You've heard of self-driving cars, driverless trucks, and airliners that fly on auto-pilot - how about autonomous ships?
New Zealand interest in the technology - which could allow ships to sail with no one, or just a handful of people, on board - is growing along with international developments.
The world's first autonomous container ship, built by shipping and aerospace company Kongsberg, will carry fertiliser from next year along coastal routes in Norway, while Rolls Royce Marine has signed a deal with Google to help with the technology for piloting autonomous ships.
But these vessels won't be modern day ghost ships, a mournful echo of the Marie Celeste.
New Zealand Maritime School industry training manager Kees Buckens said they would be state of the art vessels with sophisticated methods of avoiding a collision.

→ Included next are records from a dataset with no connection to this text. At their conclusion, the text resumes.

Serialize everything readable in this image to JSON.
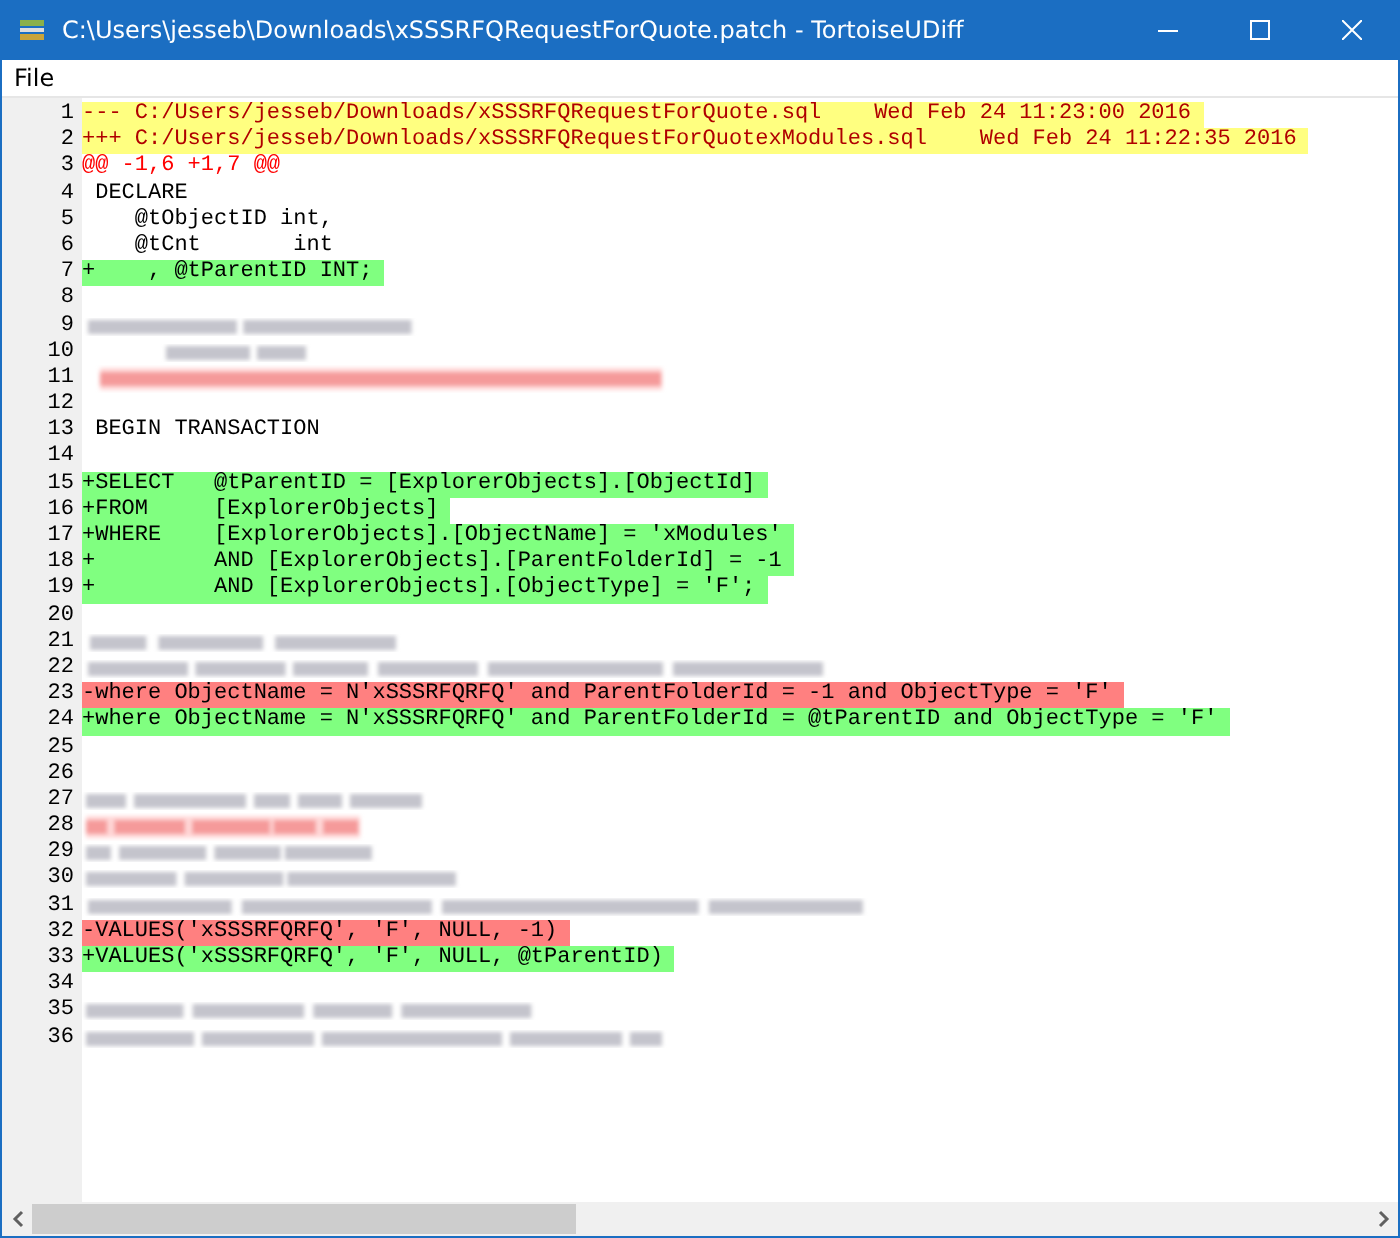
{
  "window": {
    "title": "C:\\Users\\jesseb\\Downloads\\xSSSRFQRequestForQuote.patch - TortoiseUDiff"
  },
  "menu": [
    "File"
  ],
  "lines": [
    {
      "number": "1",
      "kind": "header",
      "text": "--- C:/Users/jesseb/Downloads/xSSSRFQRequestForQuote.sql    Wed Feb 24 11:23:00 2016"
    },
    {
      "number": "2",
      "kind": "header",
      "text": "+++ C:/Users/jesseb/Downloads/xSSSRFQRequestForQuotexModules.sql    Wed Feb 24 11:22:35 2016"
    },
    {
      "number": "3",
      "kind": "hunk",
      "text": "@@ -1,6 +1,7 @@"
    },
    {
      "number": "4",
      "kind": "context",
      "text": " DECLARE"
    },
    {
      "number": "5",
      "kind": "context",
      "text": "    @tObjectID int,"
    },
    {
      "number": "6",
      "kind": "context",
      "text": "    @tCnt       int"
    },
    {
      "number": "7",
      "kind": "added",
      "text": "+    , @tParentID INT;"
    },
    {
      "number": "8",
      "kind": "blank"
    },
    {
      "number": "9",
      "kind": "redacted"
    },
    {
      "number": "10",
      "kind": "redacted"
    },
    {
      "number": "11",
      "kind": "redacted-removed"
    },
    {
      "number": "12",
      "kind": "blank"
    },
    {
      "number": "13",
      "kind": "context",
      "text": " BEGIN TRANSACTION"
    },
    {
      "number": "14",
      "kind": "blank"
    },
    {
      "number": "15",
      "kind": "added",
      "text": "+SELECT   @tParentID = [ExplorerObjects].[ObjectId]"
    },
    {
      "number": "16",
      "kind": "added",
      "text": "+FROM     [ExplorerObjects]"
    },
    {
      "number": "17",
      "kind": "added",
      "text": "+WHERE    [ExplorerObjects].[ObjectName] = 'xModules'"
    },
    {
      "number": "18",
      "kind": "added",
      "text": "+         AND [ExplorerObjects].[ParentFolderId] = -1"
    },
    {
      "number": "19",
      "kind": "added",
      "text": "+         AND [ExplorerObjects].[ObjectType] = 'F';"
    },
    {
      "number": "20",
      "kind": "blank"
    },
    {
      "number": "21",
      "kind": "redacted"
    },
    {
      "number": "22",
      "kind": "redacted"
    },
    {
      "number": "23",
      "kind": "removed",
      "text": "-where ObjectName = N'xSSSRFQRFQ' and ParentFolderId = -1 and ObjectType = 'F'"
    },
    {
      "number": "24",
      "kind": "added",
      "text": "+where ObjectName = N'xSSSRFQRFQ' and ParentFolderId = @tParentID and ObjectType = 'F'"
    },
    {
      "number": "25",
      "kind": "blank"
    },
    {
      "number": "26",
      "kind": "blank"
    },
    {
      "number": "27",
      "kind": "redacted"
    },
    {
      "number": "28",
      "kind": "redacted-removed"
    },
    {
      "number": "29",
      "kind": "redacted"
    },
    {
      "number": "30",
      "kind": "redacted"
    },
    {
      "number": "31",
      "kind": "redacted"
    },
    {
      "number": "32",
      "kind": "removed",
      "text": "-VALUES('xSSSRFQRFQ', 'F', NULL, -1)"
    },
    {
      "number": "33",
      "kind": "added",
      "text": "+VALUES('xSSSRFQRFQ', 'F', NULL, @tParentID)"
    },
    {
      "number": "34",
      "kind": "blank"
    },
    {
      "number": "35",
      "kind": "redacted"
    },
    {
      "number": "36",
      "kind": "redacted"
    }
  ]
}
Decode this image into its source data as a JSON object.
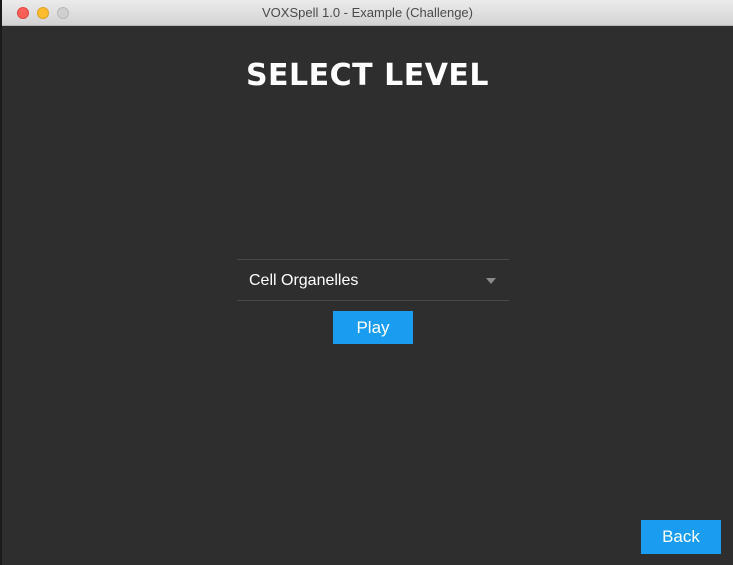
{
  "window": {
    "title": "VOXSpell 1.0 - Example (Challenge)"
  },
  "page": {
    "title": "SELECT LEVEL"
  },
  "level_select": {
    "selected_value": "Cell Organelles",
    "icon": "chevron-down-icon"
  },
  "buttons": {
    "play_label": "Play",
    "back_label": "Back"
  },
  "colors": {
    "background": "#2e2e2e",
    "accent": "#1a9df0",
    "text": "#ffffff"
  }
}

They would use radar and GPS, as well as new systems linked into infrared cameras that scan the water around the vessel, he said.
"These would give a very clear picture of anything that is on the water from a small log or boat to large ships," he said.
This information would enable ships to take evasive action to avoid any obstacle.
Such vessels would be very safe, since 80 percent of marine accidents were caused by human error, Mr Buckens said.
While one or two people might be needed to keep an eye on the computers, they would not necessarily be on the vessel, but could be in an office thousands of kilometres away.
Kongsberg chief executive Geir Håøy said the company had been working on autonomy for decades.
New Zealand Shipping Federation spokesperson Annabel Young said the message from a recent Auckland seminar on the future of shipping was that there would be no "big bang" of autonomy.
"There will be an incremental development where people work out which routes and which type of cargo is best suited to an autonomous vessel.
"Some will be more suited than others."